Tony Blair has said he feared public concern over immigration would lose Labour the 2005 general election.
Mr Blair stressed the economic benefits of migration
The then Tory leader, Michael Howard, made immigration and asylum one of his five key election issues, claiming the system was "out of control".
Speaking earlier on Thursday, Mr Blair said he feared it was the issue that would "topple" New Labour.
But he claimed government action to curb illegal migrants asylum applications had eased public concern.
Tory strategists have since blamed the party's focus on immigration as one of the factors that led to Mr Howard's defeat - even though opinion polls suggest it continues to be a major public concern.
During the 2005 campaign, Mr Howard said he wanted annual quotas for both immigration and asylum and he used an election poster to suggest it was "not racist" to be concerned about the issue.
At the time, Mr Blair accused the Conservatives of raising immigration "in a profoundly unpleasant way" and of trying to stir up people's fears.

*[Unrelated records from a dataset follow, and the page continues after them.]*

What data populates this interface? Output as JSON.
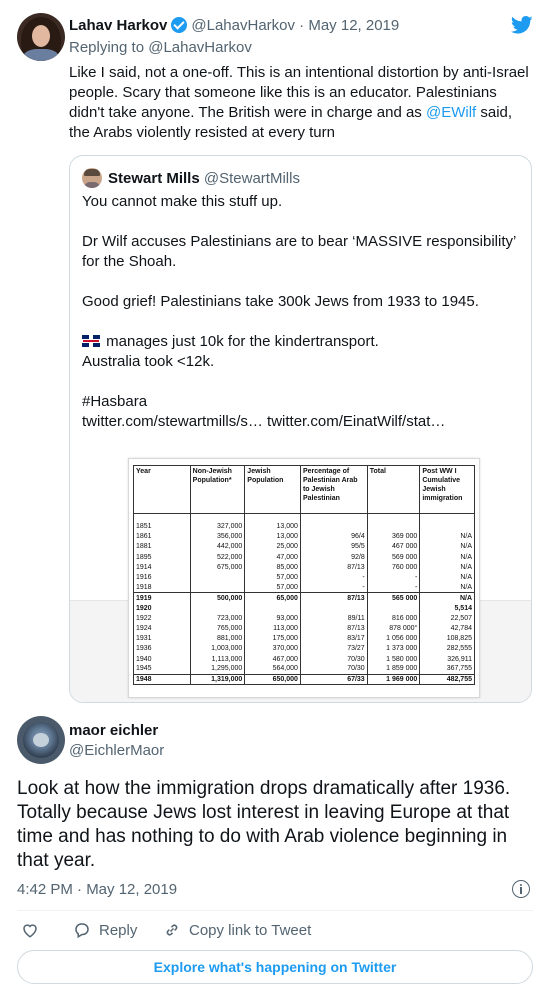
{
  "reply_tweet": {
    "author_name": "Lahav Harkov",
    "author_handle": "@LahavHarkov",
    "separator": "·",
    "date": "May 12, 2019",
    "replying_to": "Replying to @LahavHarkov",
    "text_before_mention": "Like I said, not a one-off. This is an intentional distortion by anti-Israel people. Scary that someone like this is an educator. Palestinians didn't take anyone. The British were in charge and as ",
    "mention": "@EWilf",
    "text_after_mention": " said, the Arabs violently resisted at every turn"
  },
  "quoted_tweet": {
    "author_name": "Stewart Mills",
    "author_handle": "@StewartMills",
    "line1": "You cannot make this stuff up.",
    "line2": "Dr Wilf accuses Palestinians are to bear ‘MASSIVE responsibility’ for the Shoah.",
    "line3": "Good grief! Palestinians take 300k Jews from 1933 to 1945.",
    "line4": "manages just 10k for the kindertransport.",
    "line5": "Australia took <12k.",
    "line6": "#Hasbara",
    "line7": "twitter.com/stewartmills/s… twitter.com/EinatWilf/stat…"
  },
  "table": {
    "headers": [
      "Year",
      "Non-Jewish Population*",
      "Jewish Population",
      "Percentage of Palestinian Arab to Jewish Palestinian",
      "Total",
      "Post WW I Cumulative Jewish immigration"
    ],
    "rows": [
      [
        "1851",
        "327,000",
        "13,000",
        "",
        "",
        ""
      ],
      [
        "1861",
        "356,000",
        "13,000",
        "96/4",
        "369 000",
        "N/A"
      ],
      [
        "1881",
        "442,000",
        "25,000",
        "95/5",
        "467 000",
        "N/A"
      ],
      [
        "1895",
        "522,000",
        "47,000",
        "92/8",
        "569 000",
        "N/A"
      ],
      [
        "1914",
        "675,000",
        "85,000",
        "87/13",
        "760 000",
        "N/A"
      ],
      [
        "1916",
        "",
        "57,000",
        "-",
        "-",
        "N/A"
      ],
      [
        "1918",
        "",
        "57,000",
        "-",
        "-",
        "N/A"
      ],
      [
        "1919",
        "500,000",
        "65,000",
        "87/13",
        "565 000",
        "N/A"
      ],
      [
        "1920",
        "",
        "",
        "",
        "",
        "5,514"
      ],
      [
        "1922",
        "723,000",
        "93,000",
        "89/11",
        "816 000",
        "22,507"
      ],
      [
        "1924",
        "765,000",
        "113,000",
        "87/13",
        "878 000°",
        "42,784"
      ],
      [
        "1931",
        "881,000",
        "175,000",
        "83/17",
        "1 056 000",
        "108,825"
      ],
      [
        "1936",
        "1,003,000",
        "370,000",
        "73/27",
        "1 373 000",
        "282,555"
      ],
      [
        "1940",
        "1,113,000",
        "467,000",
        "70/30",
        "1 580 000",
        "326,911"
      ],
      [
        "1945",
        "1,295,000",
        "564,000",
        "70/30",
        "1 859 000",
        "367,755"
      ],
      [
        "1948",
        "1,319,000",
        "650,000",
        "67/33",
        "1 969 000",
        "482,755"
      ]
    ]
  },
  "main_tweet": {
    "author_name": "maor eichler",
    "author_handle": "@EichlerMaor",
    "text": "Look at how the immigration drops dramatically after 1936. Totally because Jews lost interest in leaving Europe at that time and has nothing to do with Arab violence beginning in that year.",
    "timestamp": "4:42 PM · May 12, 2019"
  },
  "actions": {
    "like_icon": "heart-icon",
    "reply_label": "Reply",
    "copy_label": "Copy link to Tweet"
  },
  "explore_label": "Explore what's happening on Twitter",
  "colors": {
    "accent": "#1d9bf0",
    "text": "#0f1419",
    "secondary": "#536471",
    "border": "#cfd9de"
  }
}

Speaking earlier, at a conference on progressive government, Mr Blair said: "I have fought long and hard to stop immigration being the issue that toppled New Labour."

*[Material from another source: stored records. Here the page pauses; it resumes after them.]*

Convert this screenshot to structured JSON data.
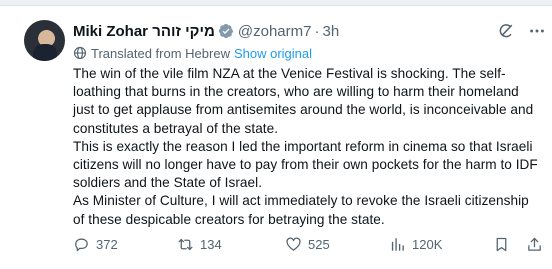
{
  "tweet": {
    "author_name": "Miki Zohar",
    "author_name_hebrew": "מיקי זוהר",
    "handle": "@zoharm7",
    "separator": "·",
    "time": "3h",
    "translated_label": "Translated from Hebrew",
    "show_original_label": "Show original",
    "paragraphs": [
      "The win of the vile film NZA at the Venice Festival is shocking. The self-loathing that burns in the creators, who are willing to harm their homeland just to get applause from antisemites around the world, is inconceivable and constitutes a betrayal of the state.",
      "This is exactly the reason I led the important reform in cinema so that Israeli citizens will no longer have to pay from their own pockets for the harm to IDF soldiers and the State of Israel.",
      "As Minister of Culture, I will act immediately to revoke the Israeli citizenship of these despicable creators for betraying the state."
    ]
  },
  "actions": {
    "replies": "372",
    "retweets": "134",
    "likes": "525",
    "views": "120K"
  },
  "colors": {
    "text": "#0f1419",
    "secondary": "#536471",
    "link": "#1d9bf0",
    "verified_badge": "#829aab"
  },
  "icons": [
    "verified-badge-icon",
    "grok-icon",
    "more-icon",
    "globe-icon",
    "reply-icon",
    "retweet-icon",
    "like-icon",
    "views-icon",
    "bookmark-icon",
    "share-icon"
  ]
}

"In the last election it might have done. It would have been tragic and a horrible mistake for the country.
"Migration has benefited Britain. We should be and actually are, proud of our diversity.
"But I know we could never hold to that position unless we were prepared to introduce tough measures on illegal migration, cut numbers of unfounded asylum claims and seek to deport those who threatened us."
Mr Howard's successor as Tory leader, David Cameron, has attempted to soften the party's language on immigration, stressing the potential economic benefits, while retaining a commitment to a quota system.
He has said the party would assess the impact of current record levels of immigration on local services such as schools and hospitals as well as economic factors.
"Then we can come up with an overall limit on immigration, which we suspect would be lower than current level of immigration," Mr Cameron said earlier this week.
A Tory spokesman said the party did not want to comment on Mr Blair's speech or the 2005 election, as it was "looking to the future".